Bloomberg’s sources are so critical of Dimon that the piece can either be read as palace intrigue, with JPM’ers gunning for Dimon, or as post hoc ass-covering. Dimon received warnings about the chief investment office’s increasingly risky behavior from “some of his most senior advisers, including the heads of the investment bank.”

Bloomberg buries the names, but the “We warned you, Jamie” camp now reportedly includes: Bill Winters and Steven Black, the former co-heads of the investment bank; James “Jes” Staley, who ran asset management and now leads the investment bank; and the current chief risk officer, John Hogan. (JPMorgan denied that any of them complained about specific CIO risks.)

While Jamie Dimon tackles apparent dissent from inside his own company, David Cay Johnston laments JPMorgan’s “hedginess”. Reuters suggests the SEC could build its case around the bank’s failure to disclose changes to its risk-measuring methods. And Daniel Indiviglio has a solution: JPMorgan bonuses should be tied to a synthetic bond “linked to the fate of the bad hedges.”

Here’s Jamie Dimon’s full prepared remarks for tomorrow’s testimony. For everything else you need to know about the JPMorgan scandal, check out our JPMorgan link collection. – Ryan McCarthy

On to today’s links:

A “short-time” work-sharing program for the unemployed could pay for itself – Barry Eichengreen
Data shows “profound uncertainty” of the death penalty’s effect on murder rates – Bloomberg View
The size of the Nobel Prize is shrinking – Nobel
Milton Friedman, master of the aphorism – Conversable Economist

Have we arrived at a financial singularity? – Finance Addict

Financial Arcana
Insured intangible collateral: How banks can reduce capital requirements for loans backed by patents, logos and recipes – FT Alphaville

11 wonky questions for Dimon – Occupy the SEC
Once a favorite of the Obama White House, Jamie Dimon is now reliant on Republican goodwill – Bloomberg

Brooklyn is getting way whiter – Daily Intel

The Wire: The Musical – Funny or Die

EU Mess
German bonds are risk-free, but its CDS are riskier than Verizon and Pfizer – Sober Look


We welcome comments that advance the story through relevant opinion, anecdotes, links and data. If you see a comment that you believe is irrelevant or inappropriate, you can flag it to our editors by using the report abuse links. Views expressed in the comments do not represent those of Reuters. For more information on our comment policy, see

What I would like to know is why they decided to realize their losses and begin to unwind them rather than double down. It would be interesting to know what to look for in other situations that would lead to worse results.

Posted by MyLord | Report as abusive

I forget, was there mention of the Pew survey in March? 5/the-boomerang-generation/1/

What I find most intriguing is the rise of multi-generational households, with 22% of younger adults (25-34) adopting that lifestyle compared with 11% in the early 1980s.

While the decision may be driven by economic necessity, the concept that adults should be “independent” rather than “mutually supportive” is perhaps misguided?

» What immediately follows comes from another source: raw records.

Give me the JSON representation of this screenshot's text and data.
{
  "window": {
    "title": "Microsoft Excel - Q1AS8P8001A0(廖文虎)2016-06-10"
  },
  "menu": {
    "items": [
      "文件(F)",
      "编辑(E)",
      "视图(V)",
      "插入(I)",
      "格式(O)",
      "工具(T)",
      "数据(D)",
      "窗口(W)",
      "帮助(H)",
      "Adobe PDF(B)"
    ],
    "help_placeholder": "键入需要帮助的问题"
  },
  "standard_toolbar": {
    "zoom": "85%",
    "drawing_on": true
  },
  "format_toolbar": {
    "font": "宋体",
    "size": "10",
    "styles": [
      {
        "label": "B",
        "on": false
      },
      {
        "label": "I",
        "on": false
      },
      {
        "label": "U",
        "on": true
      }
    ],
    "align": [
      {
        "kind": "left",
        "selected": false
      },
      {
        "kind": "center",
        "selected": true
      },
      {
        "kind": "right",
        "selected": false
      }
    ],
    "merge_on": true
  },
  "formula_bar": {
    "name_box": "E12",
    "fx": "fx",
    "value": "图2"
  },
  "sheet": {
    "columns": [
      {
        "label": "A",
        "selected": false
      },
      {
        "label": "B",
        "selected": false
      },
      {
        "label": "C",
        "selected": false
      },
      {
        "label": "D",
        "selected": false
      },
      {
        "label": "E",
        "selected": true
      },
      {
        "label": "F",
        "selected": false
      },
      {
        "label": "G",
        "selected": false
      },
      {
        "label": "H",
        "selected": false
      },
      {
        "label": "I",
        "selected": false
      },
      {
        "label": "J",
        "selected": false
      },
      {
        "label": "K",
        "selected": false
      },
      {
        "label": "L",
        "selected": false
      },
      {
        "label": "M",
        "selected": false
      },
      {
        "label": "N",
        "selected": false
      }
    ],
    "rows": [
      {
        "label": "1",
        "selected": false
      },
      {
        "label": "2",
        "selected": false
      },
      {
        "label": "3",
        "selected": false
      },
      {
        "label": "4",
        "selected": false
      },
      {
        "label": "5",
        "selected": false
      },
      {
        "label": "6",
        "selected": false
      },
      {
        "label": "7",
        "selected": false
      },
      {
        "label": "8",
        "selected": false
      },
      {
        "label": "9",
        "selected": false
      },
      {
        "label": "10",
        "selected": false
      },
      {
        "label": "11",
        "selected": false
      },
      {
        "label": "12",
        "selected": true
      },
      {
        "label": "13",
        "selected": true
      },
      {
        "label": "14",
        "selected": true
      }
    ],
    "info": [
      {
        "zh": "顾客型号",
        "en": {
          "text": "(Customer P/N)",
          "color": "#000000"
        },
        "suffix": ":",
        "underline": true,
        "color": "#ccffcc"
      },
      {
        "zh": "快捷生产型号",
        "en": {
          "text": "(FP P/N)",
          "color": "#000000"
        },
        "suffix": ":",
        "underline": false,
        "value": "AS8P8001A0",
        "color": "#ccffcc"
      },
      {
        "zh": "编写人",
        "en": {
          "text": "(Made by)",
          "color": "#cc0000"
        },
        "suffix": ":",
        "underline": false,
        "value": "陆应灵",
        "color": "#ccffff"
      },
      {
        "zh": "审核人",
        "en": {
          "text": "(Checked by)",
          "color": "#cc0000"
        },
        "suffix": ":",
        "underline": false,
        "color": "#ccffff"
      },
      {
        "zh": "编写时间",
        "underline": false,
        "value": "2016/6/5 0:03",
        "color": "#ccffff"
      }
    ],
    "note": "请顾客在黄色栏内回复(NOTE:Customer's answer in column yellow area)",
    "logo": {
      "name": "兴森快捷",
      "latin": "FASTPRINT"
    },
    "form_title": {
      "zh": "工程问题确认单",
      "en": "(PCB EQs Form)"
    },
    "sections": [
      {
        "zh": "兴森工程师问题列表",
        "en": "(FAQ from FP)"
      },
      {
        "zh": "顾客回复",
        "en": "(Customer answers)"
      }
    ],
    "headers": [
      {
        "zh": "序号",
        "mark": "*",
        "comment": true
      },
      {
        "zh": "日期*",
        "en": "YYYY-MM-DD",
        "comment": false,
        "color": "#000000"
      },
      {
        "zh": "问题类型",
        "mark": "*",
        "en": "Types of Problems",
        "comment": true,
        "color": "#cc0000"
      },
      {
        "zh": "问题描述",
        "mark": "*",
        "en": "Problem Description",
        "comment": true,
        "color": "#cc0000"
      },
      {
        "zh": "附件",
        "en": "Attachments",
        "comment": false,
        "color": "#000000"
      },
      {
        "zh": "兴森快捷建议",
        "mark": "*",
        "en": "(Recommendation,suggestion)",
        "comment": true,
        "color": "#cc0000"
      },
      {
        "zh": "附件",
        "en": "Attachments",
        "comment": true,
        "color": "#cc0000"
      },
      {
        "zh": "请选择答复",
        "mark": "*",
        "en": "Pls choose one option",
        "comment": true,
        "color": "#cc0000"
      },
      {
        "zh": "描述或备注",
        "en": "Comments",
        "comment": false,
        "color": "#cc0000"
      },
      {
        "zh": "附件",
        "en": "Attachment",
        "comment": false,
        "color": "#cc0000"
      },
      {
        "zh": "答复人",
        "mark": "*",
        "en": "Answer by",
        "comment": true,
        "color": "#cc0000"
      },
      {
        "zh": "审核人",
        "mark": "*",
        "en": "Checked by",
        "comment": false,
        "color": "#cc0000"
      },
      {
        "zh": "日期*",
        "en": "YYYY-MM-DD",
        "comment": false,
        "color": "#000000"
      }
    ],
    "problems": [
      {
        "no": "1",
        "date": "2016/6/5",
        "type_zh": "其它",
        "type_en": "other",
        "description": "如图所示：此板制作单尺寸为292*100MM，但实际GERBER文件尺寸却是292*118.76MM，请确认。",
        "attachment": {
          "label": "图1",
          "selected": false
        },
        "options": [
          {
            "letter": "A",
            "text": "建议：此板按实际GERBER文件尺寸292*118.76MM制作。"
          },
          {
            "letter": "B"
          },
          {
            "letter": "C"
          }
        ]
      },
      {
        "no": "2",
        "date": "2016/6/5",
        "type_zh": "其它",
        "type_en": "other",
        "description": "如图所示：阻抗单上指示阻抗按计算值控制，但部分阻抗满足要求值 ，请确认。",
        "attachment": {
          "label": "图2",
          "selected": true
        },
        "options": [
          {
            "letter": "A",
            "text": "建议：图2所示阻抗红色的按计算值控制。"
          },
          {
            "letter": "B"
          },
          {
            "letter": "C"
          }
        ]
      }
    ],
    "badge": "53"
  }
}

Imagine a young couple with one or two children, and a grandmother living on her own. Living independently, they rent/own two properties, pay $10k/child for day care, eat comparatively expensive “convenience” meals regularly rather than cooking from scratch… The young couple can feed and house Grandma in exchange for child care and help around the house — and possibly save money in the process. And Grandma certainly saves money by that arrangement.

Perhaps we are once again moving in the right direction?

Posted by TFF | Report as abusive

Should Damon get a pass on Madoff?

Posted by thispaceforsale | Report as abusive

Johnny Damon got taken to the cleaners by Madoff. Had all of his lifetime savings invested in the Ponzi scheme. Not wise, but he doesn’t merit additional criticism for it.

Posted by TFF | Report as abusive